appropriate DNA test systems, the uniqueness of any individual on the planet (except an identical twin) is likely to be demonstrable in the near future. In the meantime, the justification for an inference that two identical DNA profiles come from the same person rests on probability calculations that employ principles of population genetics. Such calculations are, of course, subject to uncertainty. When in doubt, we err on the side of conservatism (that is, in favor of the defendant). We also discuss ways of keeping laboratory and other errors to a minimum. We emphasize that DNA analysis, when properly carried out and interpreted, is a very powerful forensic tool.
This committee was asked to update an earlier report, prepared for the National Research Council (NRC) in 1992. There are two principal reasons why such an update is needed. First, forensic science and techniques have progressed rapidly in recent years. Laboratory standards are higher, and new DNA markers are rapidly being introduced. An abundance of new data on DNA markers in different population groups is now available, allowing estimates of the frequencies of those markers in various populations to be made with greater confidence. Second, some of the statements in the first report have been misinterpreted or misapplied in the courts.
This report deals mainly with two subjects:
The first involves the laboratory determination of DNA profiles. DNA can be obtained in substantial amounts and in good condition, as when blood or tissue is obtained from a person, or it can be in limited amounts, degraded, or contaminated, as in some samples from crime scenes. Even with the best laboratory technique, there is intrinsic, unavoidable variability in the measurements; that introduces uncertainty that can be compounded by poor laboratory technique, faulty equipment, or human error. We consider how such uncertainty can be reduced and the risk of error minimized.
The second subject is the interpretation of a finding that the DNA profile of a suspect (or sometimes a victim) matches that of the evidence DNA, usually taken from the crime scene. The match might happen because the two samples are from the same person.
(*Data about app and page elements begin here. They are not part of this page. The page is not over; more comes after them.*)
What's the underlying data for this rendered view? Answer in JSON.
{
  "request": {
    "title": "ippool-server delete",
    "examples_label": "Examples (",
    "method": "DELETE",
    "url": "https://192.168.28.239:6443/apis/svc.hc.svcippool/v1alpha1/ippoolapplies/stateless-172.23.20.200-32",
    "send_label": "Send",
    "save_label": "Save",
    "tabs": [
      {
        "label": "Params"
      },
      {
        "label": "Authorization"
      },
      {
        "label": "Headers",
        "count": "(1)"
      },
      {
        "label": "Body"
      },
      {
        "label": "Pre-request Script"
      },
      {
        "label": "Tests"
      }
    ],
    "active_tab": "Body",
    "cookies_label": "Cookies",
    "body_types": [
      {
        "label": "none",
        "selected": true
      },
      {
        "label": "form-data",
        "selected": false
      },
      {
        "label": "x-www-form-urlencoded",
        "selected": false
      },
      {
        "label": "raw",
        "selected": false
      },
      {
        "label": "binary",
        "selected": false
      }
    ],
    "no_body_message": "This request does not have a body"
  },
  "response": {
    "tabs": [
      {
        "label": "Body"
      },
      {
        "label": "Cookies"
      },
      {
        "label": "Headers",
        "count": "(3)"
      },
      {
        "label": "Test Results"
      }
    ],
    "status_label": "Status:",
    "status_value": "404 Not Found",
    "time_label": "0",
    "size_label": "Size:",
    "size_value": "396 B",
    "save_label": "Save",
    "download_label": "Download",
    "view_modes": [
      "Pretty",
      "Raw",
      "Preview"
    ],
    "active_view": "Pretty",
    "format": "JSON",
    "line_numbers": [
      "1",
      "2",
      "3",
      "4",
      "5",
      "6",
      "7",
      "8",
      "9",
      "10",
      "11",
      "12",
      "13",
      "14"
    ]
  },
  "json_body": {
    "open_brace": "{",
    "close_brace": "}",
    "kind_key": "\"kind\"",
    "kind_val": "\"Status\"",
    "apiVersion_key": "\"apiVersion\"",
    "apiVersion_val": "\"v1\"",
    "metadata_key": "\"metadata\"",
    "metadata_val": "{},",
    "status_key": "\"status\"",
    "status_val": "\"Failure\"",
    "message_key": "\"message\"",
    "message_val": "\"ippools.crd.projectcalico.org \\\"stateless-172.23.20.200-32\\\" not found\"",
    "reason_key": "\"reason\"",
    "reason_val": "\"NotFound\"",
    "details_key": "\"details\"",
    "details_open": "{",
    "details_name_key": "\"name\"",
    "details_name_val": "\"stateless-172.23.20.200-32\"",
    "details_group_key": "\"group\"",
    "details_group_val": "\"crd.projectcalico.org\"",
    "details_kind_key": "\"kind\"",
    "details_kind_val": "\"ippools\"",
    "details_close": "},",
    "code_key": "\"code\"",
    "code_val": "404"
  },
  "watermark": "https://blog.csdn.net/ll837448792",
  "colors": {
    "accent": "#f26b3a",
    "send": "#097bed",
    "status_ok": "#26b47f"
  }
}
Alternatively it might be that the samples are from different persons and that an error has occurred in the gathering of the evidence or in the laboratory. Finally, it might be that the samples are from different people who happen to have the same DNA profile; the probability of that event can be calculated. If the probability is very low, then either the DNA samples are from the same person or a very unlikely coincidence has occurred.
The interpretation of a matching profile involves at least two types of uncertainty. The first arises because the US population is not homogeneous. Rather it consists of different major races (such as black and white), within which there